» **Exercise**: Among the records below, find the lines containing "mobox" and state only how many there are.

Start of Data for the task

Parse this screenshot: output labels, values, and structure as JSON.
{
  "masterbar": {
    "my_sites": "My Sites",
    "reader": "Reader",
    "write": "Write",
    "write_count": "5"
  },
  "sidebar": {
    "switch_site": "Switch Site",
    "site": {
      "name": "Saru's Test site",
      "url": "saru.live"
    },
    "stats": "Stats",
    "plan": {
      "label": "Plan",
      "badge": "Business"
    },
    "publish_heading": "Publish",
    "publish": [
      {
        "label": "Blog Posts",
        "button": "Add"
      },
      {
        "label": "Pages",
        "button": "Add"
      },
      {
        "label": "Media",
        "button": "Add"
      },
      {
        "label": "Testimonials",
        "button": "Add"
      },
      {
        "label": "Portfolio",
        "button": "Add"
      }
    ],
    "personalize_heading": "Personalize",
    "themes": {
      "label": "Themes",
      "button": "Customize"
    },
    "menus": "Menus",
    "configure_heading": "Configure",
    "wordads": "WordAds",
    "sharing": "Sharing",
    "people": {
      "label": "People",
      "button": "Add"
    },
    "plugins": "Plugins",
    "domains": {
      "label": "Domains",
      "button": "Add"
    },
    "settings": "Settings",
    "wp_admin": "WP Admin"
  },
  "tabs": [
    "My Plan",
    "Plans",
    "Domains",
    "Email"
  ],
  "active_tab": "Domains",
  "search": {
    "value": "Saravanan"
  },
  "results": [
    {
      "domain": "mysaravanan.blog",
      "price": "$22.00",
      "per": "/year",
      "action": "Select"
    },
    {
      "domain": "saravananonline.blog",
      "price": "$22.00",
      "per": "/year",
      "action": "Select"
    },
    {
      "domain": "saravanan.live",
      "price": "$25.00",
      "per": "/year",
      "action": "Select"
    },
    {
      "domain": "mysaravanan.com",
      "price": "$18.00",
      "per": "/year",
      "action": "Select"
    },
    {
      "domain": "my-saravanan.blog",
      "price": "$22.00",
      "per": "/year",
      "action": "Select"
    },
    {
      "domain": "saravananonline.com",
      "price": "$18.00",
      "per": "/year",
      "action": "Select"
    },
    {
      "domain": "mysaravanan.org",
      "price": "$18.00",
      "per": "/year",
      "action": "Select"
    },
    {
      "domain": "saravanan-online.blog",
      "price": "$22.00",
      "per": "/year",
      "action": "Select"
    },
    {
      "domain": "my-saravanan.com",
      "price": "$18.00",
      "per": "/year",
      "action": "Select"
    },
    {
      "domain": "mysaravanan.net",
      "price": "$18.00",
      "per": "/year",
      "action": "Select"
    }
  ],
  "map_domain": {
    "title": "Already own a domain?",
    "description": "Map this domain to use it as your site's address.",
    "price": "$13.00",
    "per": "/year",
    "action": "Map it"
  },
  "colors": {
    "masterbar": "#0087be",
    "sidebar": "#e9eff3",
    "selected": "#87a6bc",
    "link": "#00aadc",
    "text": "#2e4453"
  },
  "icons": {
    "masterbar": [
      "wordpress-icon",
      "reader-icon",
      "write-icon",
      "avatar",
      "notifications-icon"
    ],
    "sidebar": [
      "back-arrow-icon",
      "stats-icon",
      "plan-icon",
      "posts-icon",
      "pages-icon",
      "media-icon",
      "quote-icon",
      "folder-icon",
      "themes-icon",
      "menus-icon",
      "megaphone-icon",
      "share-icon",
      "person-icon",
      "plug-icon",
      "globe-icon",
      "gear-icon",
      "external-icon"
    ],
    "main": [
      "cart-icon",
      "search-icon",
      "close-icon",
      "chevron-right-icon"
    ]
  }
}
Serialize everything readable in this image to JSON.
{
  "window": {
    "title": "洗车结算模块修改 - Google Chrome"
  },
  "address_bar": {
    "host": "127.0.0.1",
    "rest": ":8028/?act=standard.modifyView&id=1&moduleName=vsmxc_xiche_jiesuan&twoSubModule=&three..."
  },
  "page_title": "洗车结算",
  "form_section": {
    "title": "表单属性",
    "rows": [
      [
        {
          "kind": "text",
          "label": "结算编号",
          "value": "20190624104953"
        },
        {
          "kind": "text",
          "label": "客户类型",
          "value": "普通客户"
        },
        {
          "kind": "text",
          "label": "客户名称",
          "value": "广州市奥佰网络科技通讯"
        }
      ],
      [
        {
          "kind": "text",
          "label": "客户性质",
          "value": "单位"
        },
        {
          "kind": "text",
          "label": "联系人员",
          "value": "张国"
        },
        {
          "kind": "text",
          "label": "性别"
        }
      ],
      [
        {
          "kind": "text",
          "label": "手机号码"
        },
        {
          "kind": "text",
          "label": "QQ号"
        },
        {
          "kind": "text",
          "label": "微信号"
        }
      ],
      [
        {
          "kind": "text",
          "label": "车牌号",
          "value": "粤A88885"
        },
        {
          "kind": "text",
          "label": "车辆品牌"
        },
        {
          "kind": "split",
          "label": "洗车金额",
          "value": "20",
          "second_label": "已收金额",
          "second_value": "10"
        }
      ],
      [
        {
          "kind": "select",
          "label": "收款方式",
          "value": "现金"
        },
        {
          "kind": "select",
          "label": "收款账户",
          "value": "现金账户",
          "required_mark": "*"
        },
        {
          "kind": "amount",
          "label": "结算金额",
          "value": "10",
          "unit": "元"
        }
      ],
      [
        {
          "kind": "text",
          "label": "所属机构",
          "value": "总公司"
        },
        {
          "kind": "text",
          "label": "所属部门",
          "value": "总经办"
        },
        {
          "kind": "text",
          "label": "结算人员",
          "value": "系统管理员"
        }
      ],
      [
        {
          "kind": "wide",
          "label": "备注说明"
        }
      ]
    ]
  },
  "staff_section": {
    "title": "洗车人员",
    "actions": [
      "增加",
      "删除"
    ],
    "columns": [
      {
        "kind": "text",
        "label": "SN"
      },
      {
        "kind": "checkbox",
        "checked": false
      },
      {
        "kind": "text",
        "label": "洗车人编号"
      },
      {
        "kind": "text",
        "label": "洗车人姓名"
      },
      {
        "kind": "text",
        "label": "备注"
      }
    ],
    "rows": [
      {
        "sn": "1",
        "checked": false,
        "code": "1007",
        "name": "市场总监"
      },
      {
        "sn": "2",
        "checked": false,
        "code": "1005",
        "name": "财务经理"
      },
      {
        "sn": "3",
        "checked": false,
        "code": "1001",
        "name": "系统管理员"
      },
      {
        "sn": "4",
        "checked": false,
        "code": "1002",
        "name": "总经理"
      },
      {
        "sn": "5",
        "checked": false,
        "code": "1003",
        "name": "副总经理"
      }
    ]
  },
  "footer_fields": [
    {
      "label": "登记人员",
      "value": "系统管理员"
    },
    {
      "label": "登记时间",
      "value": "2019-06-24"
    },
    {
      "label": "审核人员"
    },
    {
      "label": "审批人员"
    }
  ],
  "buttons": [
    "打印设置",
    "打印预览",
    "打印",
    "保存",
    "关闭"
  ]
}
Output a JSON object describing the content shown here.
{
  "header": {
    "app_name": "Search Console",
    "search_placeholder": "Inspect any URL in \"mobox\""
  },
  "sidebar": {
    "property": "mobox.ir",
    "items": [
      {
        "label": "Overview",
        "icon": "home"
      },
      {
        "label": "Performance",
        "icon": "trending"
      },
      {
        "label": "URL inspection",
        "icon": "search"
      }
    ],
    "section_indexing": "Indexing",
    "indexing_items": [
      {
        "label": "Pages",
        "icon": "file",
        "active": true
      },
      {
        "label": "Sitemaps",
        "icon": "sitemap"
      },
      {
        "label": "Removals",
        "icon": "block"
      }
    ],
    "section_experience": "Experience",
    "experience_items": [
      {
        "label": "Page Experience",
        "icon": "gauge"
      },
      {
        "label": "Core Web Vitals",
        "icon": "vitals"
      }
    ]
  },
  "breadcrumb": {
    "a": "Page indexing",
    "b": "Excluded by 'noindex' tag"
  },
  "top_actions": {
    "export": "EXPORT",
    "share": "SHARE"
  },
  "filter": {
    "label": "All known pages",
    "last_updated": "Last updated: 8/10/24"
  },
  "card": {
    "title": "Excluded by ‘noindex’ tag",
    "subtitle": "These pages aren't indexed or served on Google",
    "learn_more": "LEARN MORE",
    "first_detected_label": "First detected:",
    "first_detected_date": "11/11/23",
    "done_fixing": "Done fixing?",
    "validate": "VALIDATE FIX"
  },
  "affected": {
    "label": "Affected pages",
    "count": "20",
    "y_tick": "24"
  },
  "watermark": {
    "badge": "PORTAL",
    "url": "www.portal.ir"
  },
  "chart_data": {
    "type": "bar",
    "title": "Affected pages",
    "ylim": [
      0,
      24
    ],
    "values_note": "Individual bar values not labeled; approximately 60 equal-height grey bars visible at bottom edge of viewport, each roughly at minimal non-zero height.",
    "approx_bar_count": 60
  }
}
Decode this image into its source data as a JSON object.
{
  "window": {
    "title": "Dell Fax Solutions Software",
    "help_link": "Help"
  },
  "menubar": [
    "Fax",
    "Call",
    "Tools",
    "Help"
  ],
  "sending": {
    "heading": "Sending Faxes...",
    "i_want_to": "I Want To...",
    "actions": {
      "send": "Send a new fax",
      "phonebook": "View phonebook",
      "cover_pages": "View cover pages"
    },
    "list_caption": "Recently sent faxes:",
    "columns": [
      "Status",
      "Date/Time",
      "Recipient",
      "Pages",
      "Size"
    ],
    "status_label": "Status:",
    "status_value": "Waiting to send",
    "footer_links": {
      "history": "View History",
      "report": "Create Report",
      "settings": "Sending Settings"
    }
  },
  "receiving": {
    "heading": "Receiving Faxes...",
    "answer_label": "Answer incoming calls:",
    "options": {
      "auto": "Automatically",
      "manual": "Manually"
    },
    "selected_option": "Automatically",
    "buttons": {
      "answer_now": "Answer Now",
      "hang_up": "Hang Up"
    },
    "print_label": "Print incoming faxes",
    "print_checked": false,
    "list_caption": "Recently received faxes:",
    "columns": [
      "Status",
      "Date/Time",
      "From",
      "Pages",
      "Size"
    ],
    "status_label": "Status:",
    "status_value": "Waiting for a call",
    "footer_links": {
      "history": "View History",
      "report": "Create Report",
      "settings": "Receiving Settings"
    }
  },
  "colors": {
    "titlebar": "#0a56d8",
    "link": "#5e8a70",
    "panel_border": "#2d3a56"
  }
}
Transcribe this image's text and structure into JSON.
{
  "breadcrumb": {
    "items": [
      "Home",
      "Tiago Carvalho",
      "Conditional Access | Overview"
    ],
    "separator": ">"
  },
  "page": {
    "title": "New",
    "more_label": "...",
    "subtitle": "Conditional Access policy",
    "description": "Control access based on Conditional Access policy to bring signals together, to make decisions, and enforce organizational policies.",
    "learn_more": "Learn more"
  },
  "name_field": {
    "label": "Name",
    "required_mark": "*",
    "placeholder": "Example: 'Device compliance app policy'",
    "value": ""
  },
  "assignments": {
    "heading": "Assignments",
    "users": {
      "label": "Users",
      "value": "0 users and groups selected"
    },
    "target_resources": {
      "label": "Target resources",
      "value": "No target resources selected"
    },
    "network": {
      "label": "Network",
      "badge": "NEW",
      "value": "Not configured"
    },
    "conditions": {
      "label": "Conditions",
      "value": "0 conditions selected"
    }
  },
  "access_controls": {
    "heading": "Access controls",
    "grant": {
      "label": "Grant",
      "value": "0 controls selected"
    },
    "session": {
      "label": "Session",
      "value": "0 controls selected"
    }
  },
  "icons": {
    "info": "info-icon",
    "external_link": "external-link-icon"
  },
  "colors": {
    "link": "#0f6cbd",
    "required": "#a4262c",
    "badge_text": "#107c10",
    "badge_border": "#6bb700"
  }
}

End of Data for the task

» **Written solution**: 2